The hazards that can emerge if these principles aren’t followed are pretty clear. If, for example, a child has used the school network to search for material in relation to suicide or terrorism, the monitoring report needs to be processed and directed to the right person within the shortest time possible. If the monitoring report is received by the school’s IT technician rather than the DSL, then the seriousness of the information might not be fully appreciated and escalated accordingly.

According to KCSIE the appropriateness of any filters and monitoring systems are a matter for individual schools, so essentially it is down to you and your team to draw your ‘red lines’ and decide what to filter. And this will look different depending on your setting.

Auditing your filtering and monitoring systems

Professional safeguarding audits will pick up any problems with your filtering and monitoring systems but it’s worth carrying out your own health check to highlight any issues before you bring the experts in. Kick off the process by asking these five basic questions:

  • What is working well and not so well?
  • Does our approach reflect the latest threats and online harms?
  • How many concerns has your filtering and monitoring system raised so far?
  • How were these actioned?
  • Was this consistent?

Sharing information with parents

Schools also need to think about parents when it comes to reviewing internet filtering and monitoring systems. New guidance in KCSIE 2022 states that schools should communicate with parents and carers what students are being asked to do online, including the sites they will be asked to access. They should also inform parents exactly who from the school will be interacting with their children online. Being clear about how students are expected to conduct themselves on virtual learning environments or Google Classsroom is also a key consideration.

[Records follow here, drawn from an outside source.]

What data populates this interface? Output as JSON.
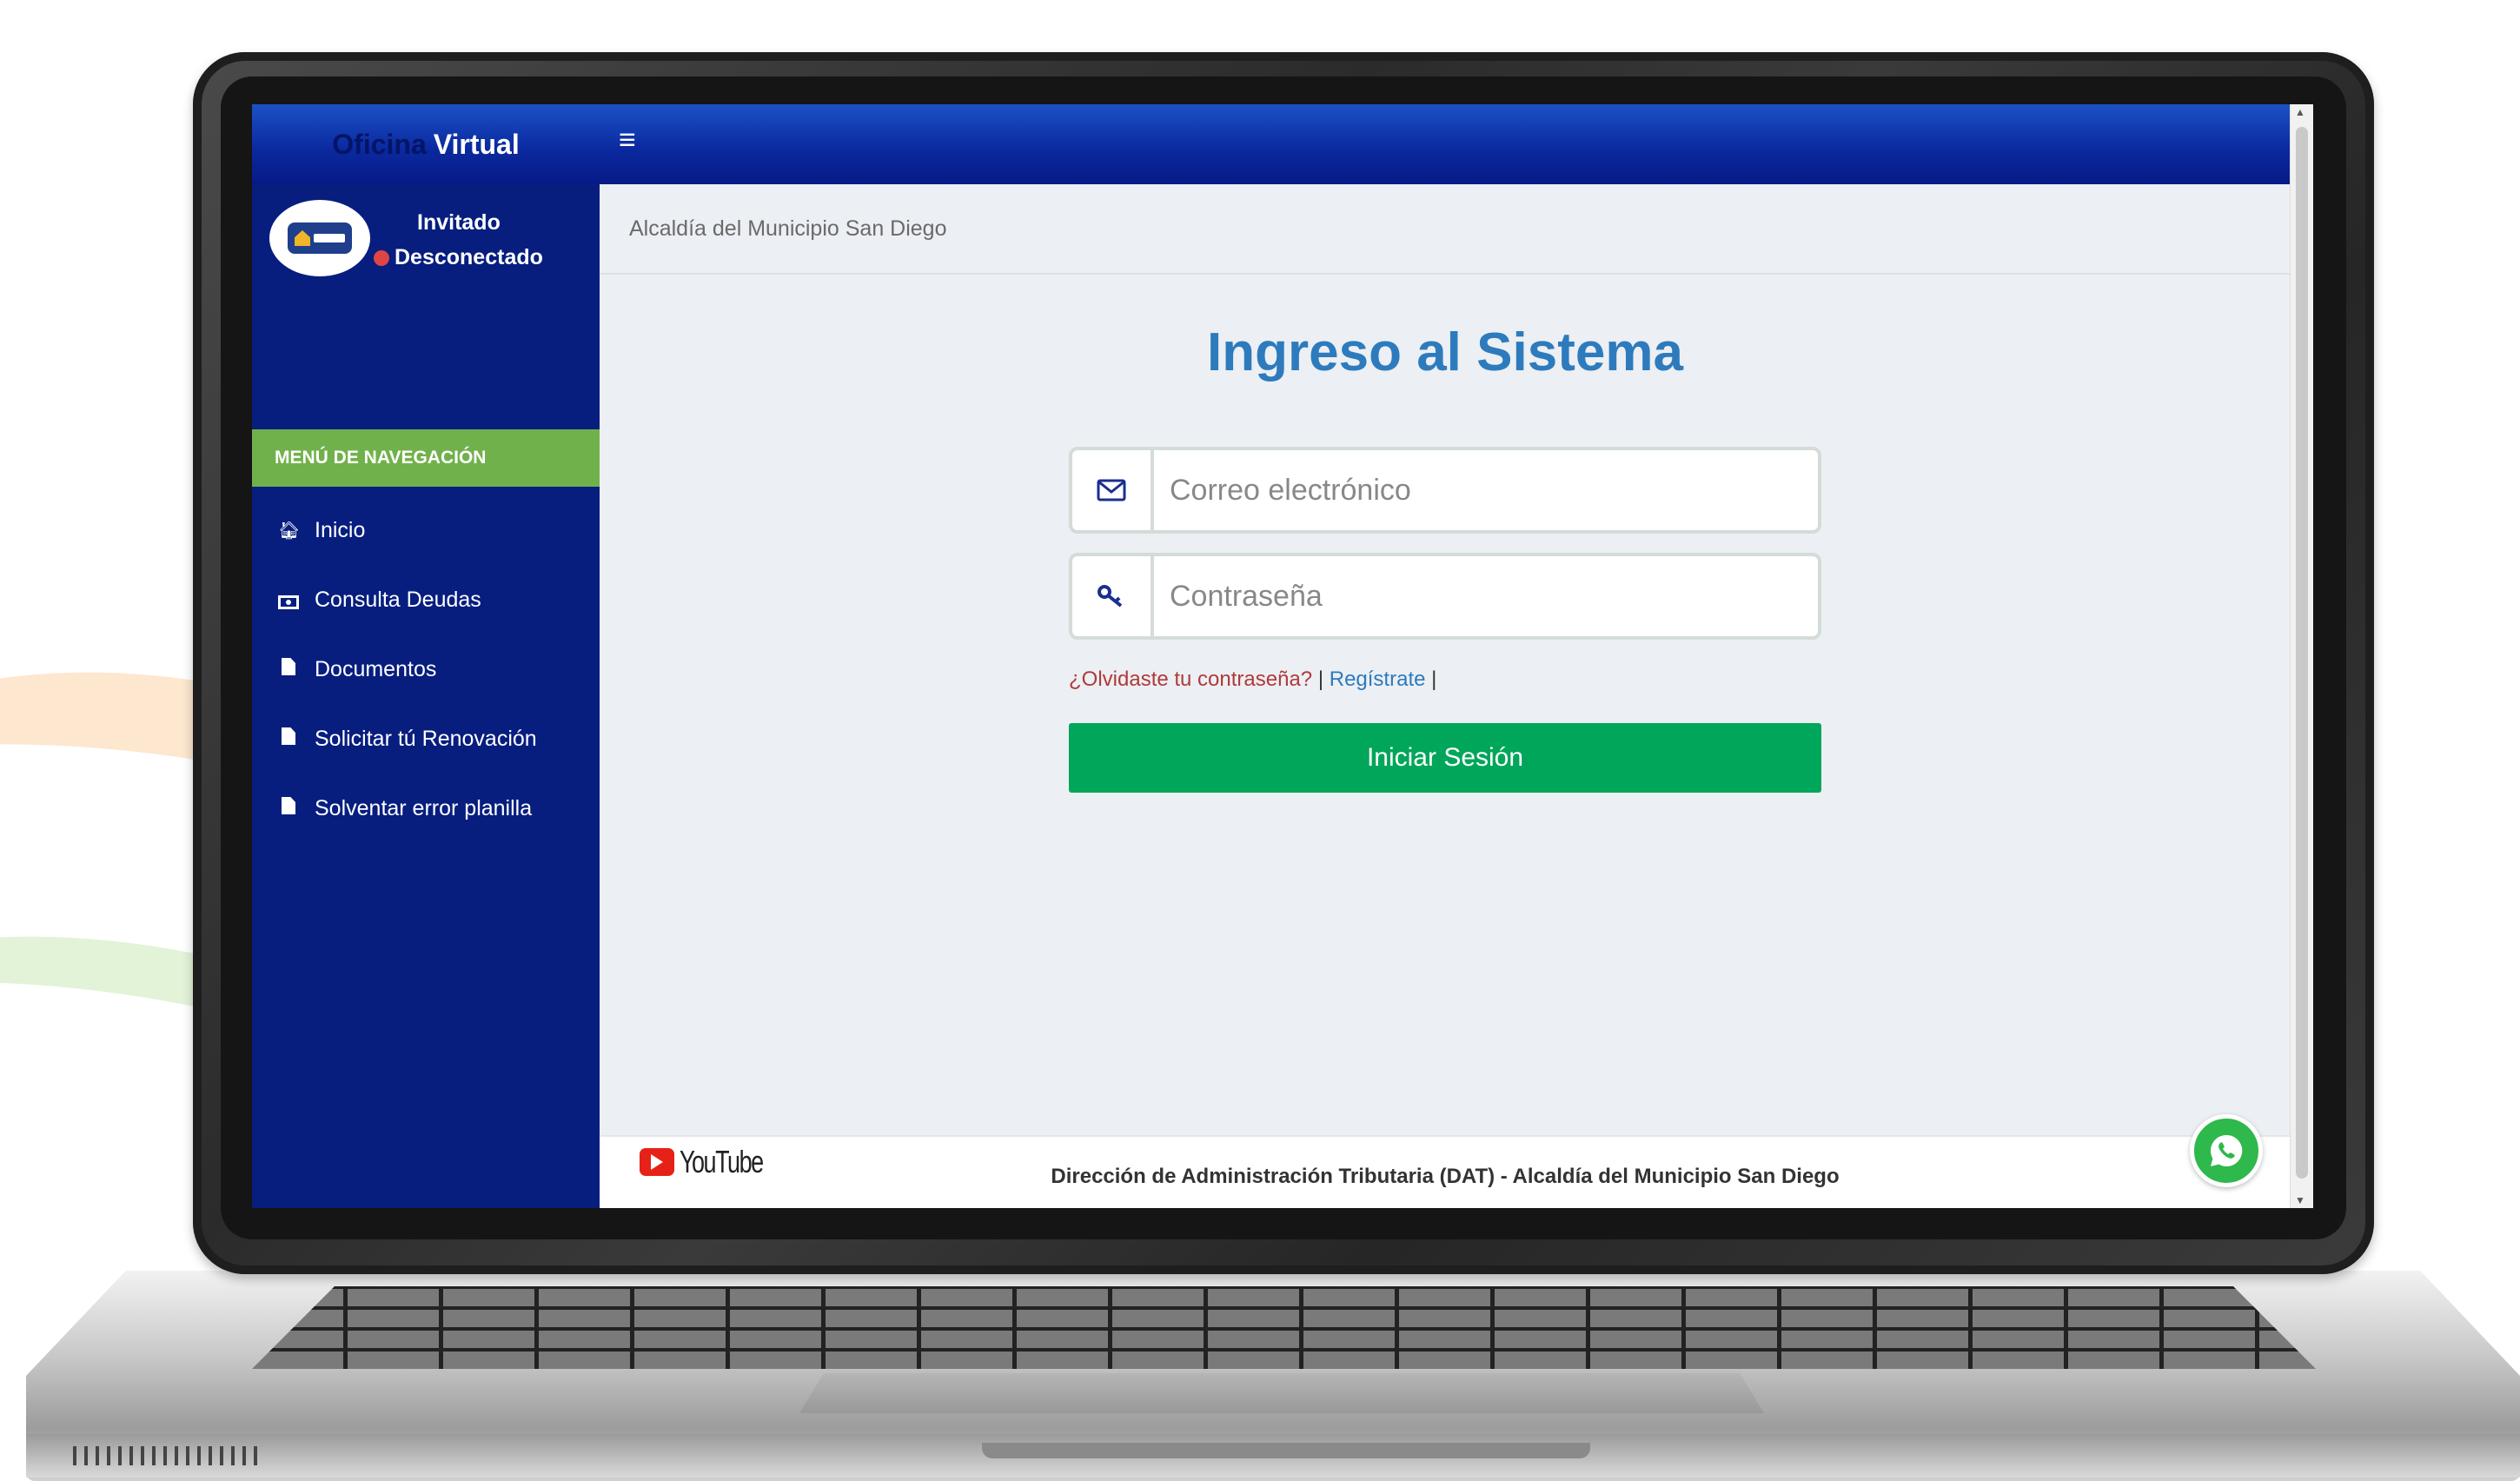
{
  "header": {
    "brand_part1": "Oficina",
    "brand_part2": "Virtual",
    "menu_icon": "hamburger-icon"
  },
  "user": {
    "name": "Invitado",
    "status": "Desconectado",
    "status_color": "#e04545",
    "avatar_logo": "san-diego-logo"
  },
  "sidebar": {
    "header": "MENÚ DE NAVEGACIÓN",
    "header_color": "#71b14b",
    "background_color": "#071e7f",
    "items": [
      {
        "label": "Inicio",
        "icon": "home-icon"
      },
      {
        "label": "Consulta Deudas",
        "icon": "money-icon"
      },
      {
        "label": "Documentos",
        "icon": "file-icon"
      },
      {
        "label": "Solicitar tú Renovación",
        "icon": "file-icon"
      },
      {
        "label": "Solventar error planilla",
        "icon": "file-icon"
      }
    ]
  },
  "breadcrumb": "Alcaldía del Municipio San Diego",
  "login": {
    "title": "Ingreso al Sistema",
    "email_placeholder": "Correo electrónico",
    "password_placeholder": "Contraseña",
    "forgot_link": "¿Olvidaste tu contraseña?",
    "separator": "|",
    "register_link": "Regístrate",
    "trailing_separator": "|",
    "submit_label": "Iniciar Sesión",
    "submit_color": "#00a65a",
    "title_color": "#2d7bbd"
  },
  "footer": {
    "text": "Dirección de Administración Tributaria (DAT) - Alcaldía del Municipio San Diego",
    "youtube_label": "YouTube",
    "whatsapp_icon": "whatsapp-icon"
  }
}
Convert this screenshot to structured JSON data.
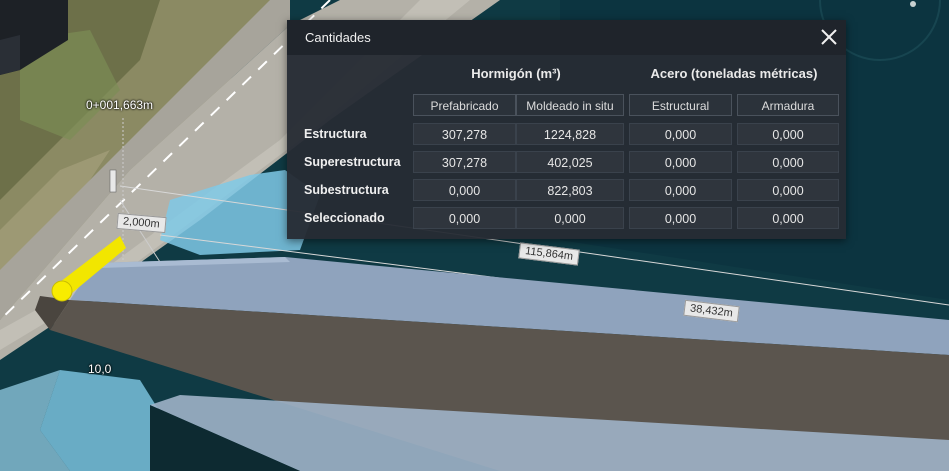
{
  "scene": {
    "station_label": "0+001,663m",
    "dimension_labels": [
      "2,000m",
      "115,864m",
      "38,432m"
    ],
    "elevation_label": "10,0"
  },
  "dialog": {
    "title": "Cantidades",
    "close_icon": "close-icon",
    "groups": [
      {
        "label": "Hormigón (m³)"
      },
      {
        "label": "Acero (toneladas métricas)"
      }
    ],
    "columns": [
      "Prefabricado",
      "Moldeado in situ",
      "Estructural",
      "Armadura"
    ],
    "rows": [
      {
        "label": "Estructura",
        "values": [
          "307,278",
          "1224,828",
          "0,000",
          "0,000"
        ]
      },
      {
        "label": "Superestructura",
        "values": [
          "307,278",
          "402,025",
          "0,000",
          "0,000"
        ]
      },
      {
        "label": "Subestructura",
        "values": [
          "0,000",
          "822,803",
          "0,000",
          "0,000"
        ]
      },
      {
        "label": "Seleccionado",
        "values": [
          "0,000",
          "0,000",
          "0,000",
          "0,000"
        ]
      }
    ]
  },
  "colors": {
    "dialog_bg": "#262c34",
    "header_bg": "#1f242b",
    "cell_bg": "#2f353d",
    "beam_top": "#8fa3bd",
    "pipe_yellow": "#f2e600",
    "water": "#0f3a44"
  }
}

Next steps

The following documents will help you to abreast of the trends, guidance and information online safety:

Best practice for monitoring and filtering your systems

  • It is important to understand the difference between filtering and monitoring and which systems you have in place.
  • Test the filtering system to see that the restrictions are not too high e.g., that students are blocked from most websites.
  • Monitor and review what is being filtered at regular intervals.
  • Ensure you have an effective and appropriate monitoring system in place, that you know what it monitors, and you review this accordingly.
  • Check staff, in particular the safeguarding team, are aware and alerted to what is being monitored.
  • Review regularly both reports and make adaptations based on developments both internally and externally.
  • Ensure that you are communicating with parents and carers what students are being asked to do online, including the sites they will be asked to access, and with whom from the school their child will be interacting online.

James Simoniti is a former police detective who now offers advice and support as part of Judicium’s safeguarding service (follow).